DATASET RECORDS:
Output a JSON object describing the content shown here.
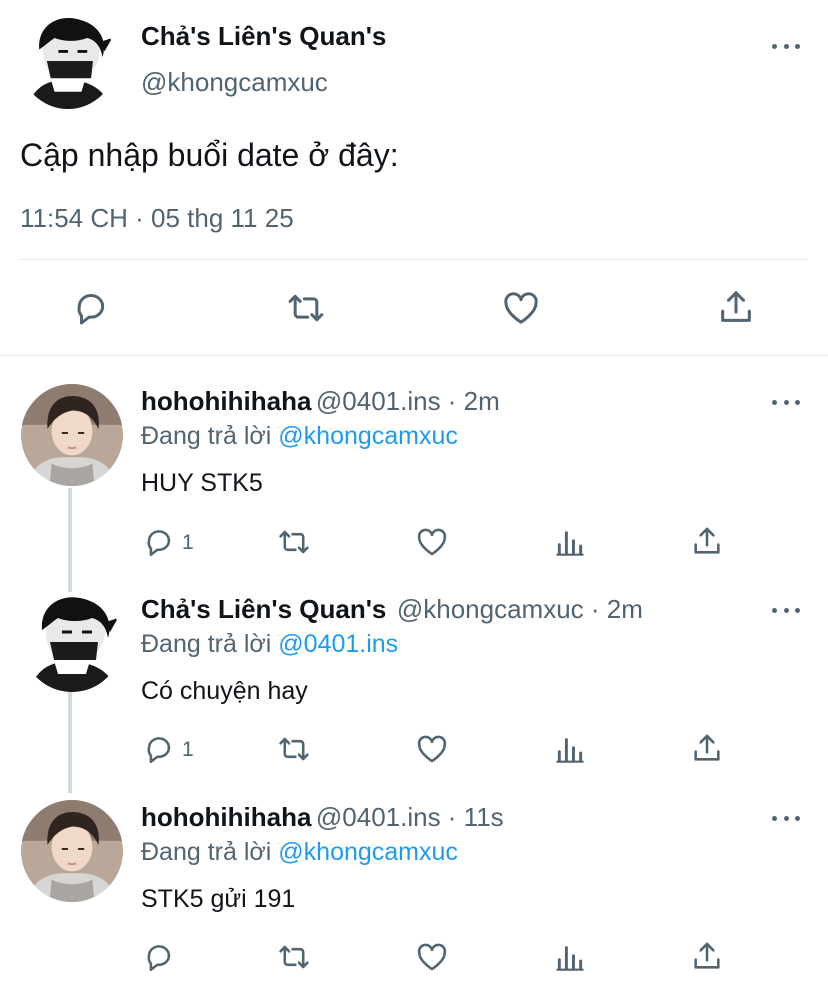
{
  "main_tweet": {
    "display_name": "Chả's Liên's Quan's",
    "handle": "@khongcamxuc",
    "text": "Cập nhập buổi date ở đây:",
    "timestamp": "11:54 CH · 05 thg 11 25"
  },
  "replies": [
    {
      "display_name": "hohohihihaha",
      "meta": "@0401.ins · 2m",
      "reply_prefix": "Đang trả lời ",
      "reply_to": "@khongcamxuc",
      "text": "HUY STK5",
      "reply_count": "1"
    },
    {
      "display_name": "Chả's Liên's Quan's",
      "meta": "@khongcamxuc · 2m",
      "reply_prefix": "Đang trả lời ",
      "reply_to": "@0401.ins",
      "text": "Có chuyện hay",
      "reply_count": "1"
    },
    {
      "display_name": "hohohihihaha",
      "meta": "@0401.ins · 11s",
      "reply_prefix": "Đang trả lời ",
      "reply_to": "@khongcamxuc",
      "text": "STK5 gửi 191",
      "reply_count": ""
    }
  ],
  "colors": {
    "text": "#0f1419",
    "secondary": "#536471",
    "link": "#1d9bf0",
    "divider": "#e1e8ed"
  },
  "icons": [
    "reply-icon",
    "retweet-icon",
    "like-icon",
    "share-icon",
    "views-icon",
    "more-icon"
  ]
}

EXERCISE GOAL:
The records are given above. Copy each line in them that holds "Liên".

REPLY:
    "display_name": "Chả's Liên's Quan's",
      "display_name": "Chả's Liên's Quan's",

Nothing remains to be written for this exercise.